A head of iceberg lettuce costs almost 60% less than its leafy, nutritionally superior, neighbor. However, when your family’s budget has been slashed due to a loss of income and increased medical bills, and you are weighing the ability to get more for your dollar, the iceberg variety will likely be put in the shopping cart.
Cancer patients frequently hear about studies showing that eating vegetables can have a helpful effect on improving survival rates and decreasing recurrence risk. But, for many parents coping with cancer, a focus on healthy eating and a desire to increase their family’s intake of vegetables can often be at odds with their bank account. Grocery cards from The Mayday Foundation help families cover their food costs, but we wanted to go a bit further and lessen the financial impact of choosing healthy food.
This summer, seven families supported by The Mayday Foundation will receive a weekly box from GRuB, an Olympia-based farm and non-profit organization. Each year, GRuB directly engages approximately 650 Thurston County residents of all ages in relationships-based programming around growing and preparing good food. The Mayday Foundation is the latest partner to help families get fresh, locally grown produce onto their tables throughout the summer harvest season.
“This is a great opportunity to get sustainably grown, fresh from the field food to families that are in the midst of a life changing experience. Being able to nourish our family is one of the most basic of needs, and to make that easier for people dealing with cancer feels like a gift,” said GRuB’s Farm Manager, Heather Rudich who recognizes the cost impact of buying organic produce and the overwhelming decision making at the grocery store.
Along with their produce box, Mayday families will receive a weekly newsletter informing them of what’s happening within the GRuB community. “I hope the families look forward to coming to the farm each week to get their share, and I hope that they feel well fed and nourished,” said Rudich.
“It is a goal of ours on the farm to make good food available to all people, especially those that might otherwise have a challenging time accessing it. We provide shares to seniors, low income families, and youth in our program. We are happy to expand the reach of the GRuB farm food to the Mayday community and are looking forward to the partnership this summer,” said Rudich in summary.

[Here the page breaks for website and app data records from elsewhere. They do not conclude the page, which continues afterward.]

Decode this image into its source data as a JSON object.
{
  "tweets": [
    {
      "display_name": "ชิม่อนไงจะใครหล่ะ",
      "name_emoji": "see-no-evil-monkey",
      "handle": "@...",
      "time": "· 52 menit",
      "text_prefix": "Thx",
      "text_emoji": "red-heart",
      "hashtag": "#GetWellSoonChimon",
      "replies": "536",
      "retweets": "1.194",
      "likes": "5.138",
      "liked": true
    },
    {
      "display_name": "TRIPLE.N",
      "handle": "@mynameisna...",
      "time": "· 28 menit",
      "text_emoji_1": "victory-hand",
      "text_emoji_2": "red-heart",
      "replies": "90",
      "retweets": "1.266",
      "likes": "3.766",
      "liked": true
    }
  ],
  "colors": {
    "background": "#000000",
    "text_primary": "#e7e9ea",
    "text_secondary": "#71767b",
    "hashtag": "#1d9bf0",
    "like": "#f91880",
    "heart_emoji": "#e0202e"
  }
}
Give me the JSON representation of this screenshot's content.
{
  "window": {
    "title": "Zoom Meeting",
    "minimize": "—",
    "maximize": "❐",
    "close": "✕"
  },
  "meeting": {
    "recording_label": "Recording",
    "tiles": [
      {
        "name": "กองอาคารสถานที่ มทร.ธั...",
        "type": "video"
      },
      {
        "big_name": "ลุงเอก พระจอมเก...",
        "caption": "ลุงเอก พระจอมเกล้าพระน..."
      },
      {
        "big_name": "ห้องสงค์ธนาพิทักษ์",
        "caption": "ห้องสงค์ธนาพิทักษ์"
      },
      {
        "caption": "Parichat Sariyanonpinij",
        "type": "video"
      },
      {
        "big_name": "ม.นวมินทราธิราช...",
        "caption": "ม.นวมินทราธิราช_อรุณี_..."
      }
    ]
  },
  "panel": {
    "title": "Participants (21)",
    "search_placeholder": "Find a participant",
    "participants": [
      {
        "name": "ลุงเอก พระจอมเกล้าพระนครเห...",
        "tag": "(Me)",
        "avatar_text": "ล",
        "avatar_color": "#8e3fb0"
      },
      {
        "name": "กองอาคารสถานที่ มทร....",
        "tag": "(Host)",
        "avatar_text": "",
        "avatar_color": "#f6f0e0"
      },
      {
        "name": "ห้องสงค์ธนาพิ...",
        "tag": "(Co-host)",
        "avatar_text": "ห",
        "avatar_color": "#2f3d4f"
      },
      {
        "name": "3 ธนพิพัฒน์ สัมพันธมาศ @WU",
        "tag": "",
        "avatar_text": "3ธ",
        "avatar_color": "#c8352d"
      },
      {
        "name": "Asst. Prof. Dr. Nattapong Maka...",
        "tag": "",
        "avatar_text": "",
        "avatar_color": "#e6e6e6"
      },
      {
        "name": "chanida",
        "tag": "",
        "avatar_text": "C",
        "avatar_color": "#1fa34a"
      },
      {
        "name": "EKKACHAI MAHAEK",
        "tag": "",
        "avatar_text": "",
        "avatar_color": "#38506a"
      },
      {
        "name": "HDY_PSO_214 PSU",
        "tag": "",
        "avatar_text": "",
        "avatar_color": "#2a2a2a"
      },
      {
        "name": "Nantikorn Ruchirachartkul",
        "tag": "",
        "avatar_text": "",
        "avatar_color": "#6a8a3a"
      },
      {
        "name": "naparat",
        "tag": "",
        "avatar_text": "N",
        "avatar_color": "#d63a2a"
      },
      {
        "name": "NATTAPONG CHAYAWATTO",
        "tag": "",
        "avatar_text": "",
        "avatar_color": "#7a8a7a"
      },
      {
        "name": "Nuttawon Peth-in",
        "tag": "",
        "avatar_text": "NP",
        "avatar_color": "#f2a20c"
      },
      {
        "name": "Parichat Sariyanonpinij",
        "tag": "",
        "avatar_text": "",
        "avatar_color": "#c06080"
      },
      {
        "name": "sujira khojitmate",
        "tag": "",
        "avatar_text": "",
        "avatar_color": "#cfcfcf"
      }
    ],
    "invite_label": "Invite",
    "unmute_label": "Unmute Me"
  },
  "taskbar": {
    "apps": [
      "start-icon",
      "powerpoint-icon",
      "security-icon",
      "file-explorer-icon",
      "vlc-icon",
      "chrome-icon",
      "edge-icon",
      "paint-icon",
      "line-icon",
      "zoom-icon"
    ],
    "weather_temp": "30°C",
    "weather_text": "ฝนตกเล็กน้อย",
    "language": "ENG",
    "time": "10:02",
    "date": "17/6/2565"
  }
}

Stay tuned for stories and photos from Mayday families munching on carrots, putting a salad on the table for their families, and otherwise enjoying the love put into their locally grown food.